The bleached motif is not merely a distinguishing feature of Clapper but of this entire period. The poetic, white canvas lends the work a dreamy quality. The symbols Gullvåg adds intensify the dreaminess in the direction of Surrealism. He establishes his own world of symbols, with ambiguous, inscrutable figures that give even the most idyllic motif a modicum of unease.

Nevertheless, his immediate family are not the only people figured into his paintings; already in the final academy years we find his first portraits. These are painted in the same light pallet of yellow ochre, yet with considerably greater, more serious focus on the individual. His first portraits were a series of paintings of the Trøndelag actor Leif Jackobsen. Noteworthy are the ears flanking the corners of the picture; could they perhaps represent an attentive audience? Meanwhile, we have a clear sense that the actor has left the stage, and that he is in fact viewing us with an artist’s characteristic alertness.

In the early 1980s Gullvåg studied and worked in Stockholm, an important period for him.

The Oslo-debut at Gallery Dobloug in 1983 was his artistic breakthrough, 23 years old. His works received favourable critique and were purchased by major institutions.

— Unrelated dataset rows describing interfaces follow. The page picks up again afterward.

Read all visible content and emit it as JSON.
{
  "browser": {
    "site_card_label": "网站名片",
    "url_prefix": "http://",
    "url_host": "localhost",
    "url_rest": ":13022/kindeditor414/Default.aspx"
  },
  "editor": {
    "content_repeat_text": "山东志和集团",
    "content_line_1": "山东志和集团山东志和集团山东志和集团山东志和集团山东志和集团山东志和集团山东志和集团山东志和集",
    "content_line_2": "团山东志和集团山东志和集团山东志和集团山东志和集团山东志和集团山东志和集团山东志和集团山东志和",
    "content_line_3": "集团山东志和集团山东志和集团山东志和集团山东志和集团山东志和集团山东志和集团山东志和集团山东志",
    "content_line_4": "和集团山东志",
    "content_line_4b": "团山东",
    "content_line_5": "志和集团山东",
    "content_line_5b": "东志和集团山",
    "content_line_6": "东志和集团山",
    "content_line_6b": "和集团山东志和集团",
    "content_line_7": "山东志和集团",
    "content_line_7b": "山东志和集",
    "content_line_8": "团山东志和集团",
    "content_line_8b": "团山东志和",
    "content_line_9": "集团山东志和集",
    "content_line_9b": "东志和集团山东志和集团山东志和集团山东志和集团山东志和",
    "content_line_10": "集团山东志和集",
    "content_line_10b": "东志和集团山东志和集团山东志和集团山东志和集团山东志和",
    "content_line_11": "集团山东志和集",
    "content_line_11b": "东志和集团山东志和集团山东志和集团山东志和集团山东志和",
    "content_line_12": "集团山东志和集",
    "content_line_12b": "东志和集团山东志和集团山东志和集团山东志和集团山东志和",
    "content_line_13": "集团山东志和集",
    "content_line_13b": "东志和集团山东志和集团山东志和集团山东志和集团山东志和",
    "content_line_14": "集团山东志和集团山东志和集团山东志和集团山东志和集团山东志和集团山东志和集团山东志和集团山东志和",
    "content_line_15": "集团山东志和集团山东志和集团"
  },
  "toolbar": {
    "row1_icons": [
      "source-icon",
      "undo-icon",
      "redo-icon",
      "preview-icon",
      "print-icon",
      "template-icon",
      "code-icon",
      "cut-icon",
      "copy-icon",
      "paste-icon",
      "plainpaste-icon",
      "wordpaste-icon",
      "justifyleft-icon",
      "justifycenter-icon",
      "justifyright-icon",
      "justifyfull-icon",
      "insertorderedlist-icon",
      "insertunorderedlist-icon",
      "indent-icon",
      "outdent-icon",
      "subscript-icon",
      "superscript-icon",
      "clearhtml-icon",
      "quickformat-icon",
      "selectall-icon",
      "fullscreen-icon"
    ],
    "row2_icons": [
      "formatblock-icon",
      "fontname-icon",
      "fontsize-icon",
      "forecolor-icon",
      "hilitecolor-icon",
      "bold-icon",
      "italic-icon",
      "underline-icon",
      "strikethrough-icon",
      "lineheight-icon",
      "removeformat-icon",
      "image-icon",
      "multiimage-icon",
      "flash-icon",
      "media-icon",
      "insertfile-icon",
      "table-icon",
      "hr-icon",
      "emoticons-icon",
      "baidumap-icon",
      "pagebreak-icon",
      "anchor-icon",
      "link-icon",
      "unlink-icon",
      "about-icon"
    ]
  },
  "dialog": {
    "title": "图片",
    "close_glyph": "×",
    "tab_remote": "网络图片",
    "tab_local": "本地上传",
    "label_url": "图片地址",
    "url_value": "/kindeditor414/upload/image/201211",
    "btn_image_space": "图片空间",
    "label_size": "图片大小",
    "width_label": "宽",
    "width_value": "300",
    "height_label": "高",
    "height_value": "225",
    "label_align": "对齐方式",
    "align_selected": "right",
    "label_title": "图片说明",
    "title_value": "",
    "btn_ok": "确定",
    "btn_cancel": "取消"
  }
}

Key paintings from this period:

Wooden Horse, 1981 (Debut Annual Autumn Exhibition, purchased by the National Gallery, now the National Museum)
Three Brothers (Debut Gallery Dobloug, purchased by the National Museum)
With Dog and Glasses, 1981 (Debut Gallery Dobloug, purchased by the National Museum)
Clapper, 1981 (Trondheim Art Museum)